Hypocalcemia, also called “milk fever,” is a rare but serious condition in cats. This condition can happen if your cat does not get enough calcium while you are pregnant or nursing. Some signs are seizures, falling, shaky muscles, restlessness, and too much breathing.
Metritis is a serious infection of the uterus, and it is also an emergency in the animal world. After giving birth to her kittens, a mother cat should have normal vaginal drainage. However, if you notice a discharge that smells bad or other signs such as tiredness, fever, and inability to make milk–there may be a problem. The mother cat may need to be treated in a hospital and may need to be spayed right away.
How To Take Care Of A Cat Who Just Gave Birth: FAQs
It is important to keep a close eye on your cat and her kittens after she gives birth to make sure they are all happy and healthy. So, here are the most common questions owners have about how to care for a cat that has just given birth.
Veterinarians advise against touching kittens while their eyes are closed. You can monitor their health and weight gain, but avoid direct physical contact with them. The mother will also express her feelings about you handling her babies.
Most cats would rather be left alone when giving birth and do not want to be petted or touched.
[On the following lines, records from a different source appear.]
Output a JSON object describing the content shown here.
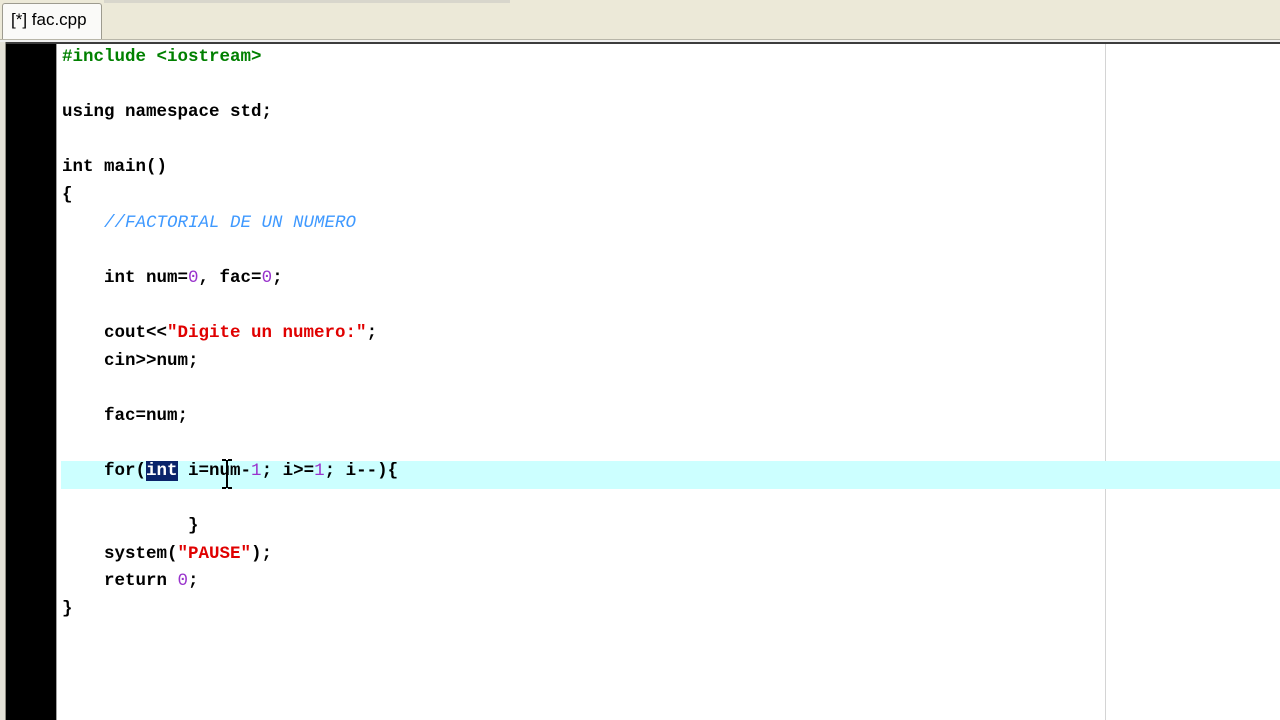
{
  "tab": {
    "label": "[*] fac.cpp"
  },
  "editor": {
    "lines": [
      {
        "segments": [
          {
            "t": "#include <iostream>",
            "c": "pp"
          }
        ]
      },
      {
        "segments": []
      },
      {
        "segments": [
          {
            "t": "using namespace std;",
            "c": ""
          }
        ]
      },
      {
        "segments": []
      },
      {
        "segments": [
          {
            "t": "int main()",
            "c": ""
          }
        ]
      },
      {
        "segments": [
          {
            "t": "{",
            "c": ""
          }
        ]
      },
      {
        "segments": [
          {
            "t": "    ",
            "c": ""
          },
          {
            "t": "//FACTORIAL DE UN NUMERO",
            "c": "cm"
          }
        ]
      },
      {
        "segments": []
      },
      {
        "segments": [
          {
            "t": "    int num=",
            "c": ""
          },
          {
            "t": "0",
            "c": "num"
          },
          {
            "t": ", fac=",
            "c": ""
          },
          {
            "t": "0",
            "c": "num"
          },
          {
            "t": ";",
            "c": ""
          }
        ]
      },
      {
        "segments": []
      },
      {
        "segments": [
          {
            "t": "    cout<<",
            "c": ""
          },
          {
            "t": "\"Digite un numero:\"",
            "c": "str"
          },
          {
            "t": ";",
            "c": ""
          }
        ]
      },
      {
        "segments": [
          {
            "t": "    cin>>num;",
            "c": ""
          }
        ]
      },
      {
        "segments": []
      },
      {
        "segments": [
          {
            "t": "    fac=num;",
            "c": ""
          }
        ]
      },
      {
        "segments": []
      },
      {
        "segments": [
          {
            "t": "    for(",
            "c": ""
          },
          {
            "t": "int",
            "c": "sel"
          },
          {
            "t": " i=num-",
            "c": ""
          },
          {
            "t": "1",
            "c": "num"
          },
          {
            "t": "; i>=",
            "c": ""
          },
          {
            "t": "1",
            "c": "num"
          },
          {
            "t": "; i--){",
            "c": ""
          }
        ]
      },
      {
        "segments": []
      },
      {
        "segments": [
          {
            "t": "            }",
            "c": ""
          }
        ]
      },
      {
        "segments": [
          {
            "t": "    system(",
            "c": ""
          },
          {
            "t": "\"PAUSE\"",
            "c": "str"
          },
          {
            "t": ");",
            "c": ""
          }
        ]
      },
      {
        "segments": [
          {
            "t": "    return ",
            "c": ""
          },
          {
            "t": "0",
            "c": "num"
          },
          {
            "t": ";",
            "c": ""
          }
        ]
      },
      {
        "segments": [
          {
            "t": "}",
            "c": ""
          }
        ]
      }
    ]
  },
  "colors": {
    "current_line": "#ccffff",
    "preprocessor": "#008000",
    "comment": "#3f99ff",
    "string": "#e00000",
    "number": "#9933cc",
    "selection": "#0a246a"
  }
}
It is best to give your pregnant cat as much privacy as possible while still being able to watch for any signs of trouble or distress during the birthing process.
Your cat is likely to be very hungry and tired after giving birth. She will have to stay with her kittens to feed them and bond with them. Make sure that they are in a quiet, disturbance-free environment.
It is important to let your mom cat know that you are there for her, but only bother her if she seems to need you. You can talk softly, pet her and even play with her to help her feel better.
You should not move your cat once she has decided on a birthing spot, as this can cause her distress. Labor could begin soon after your cat settles in and last up to 12 hours, during which time she may make extremely loud and disturbing noises.
So it’s pretty clear that caring for a new mother cat, and her litter of kittens can be a big responsibility. But if you’re up to the task, there’s nothing more rewarding than being a good parent to another creature.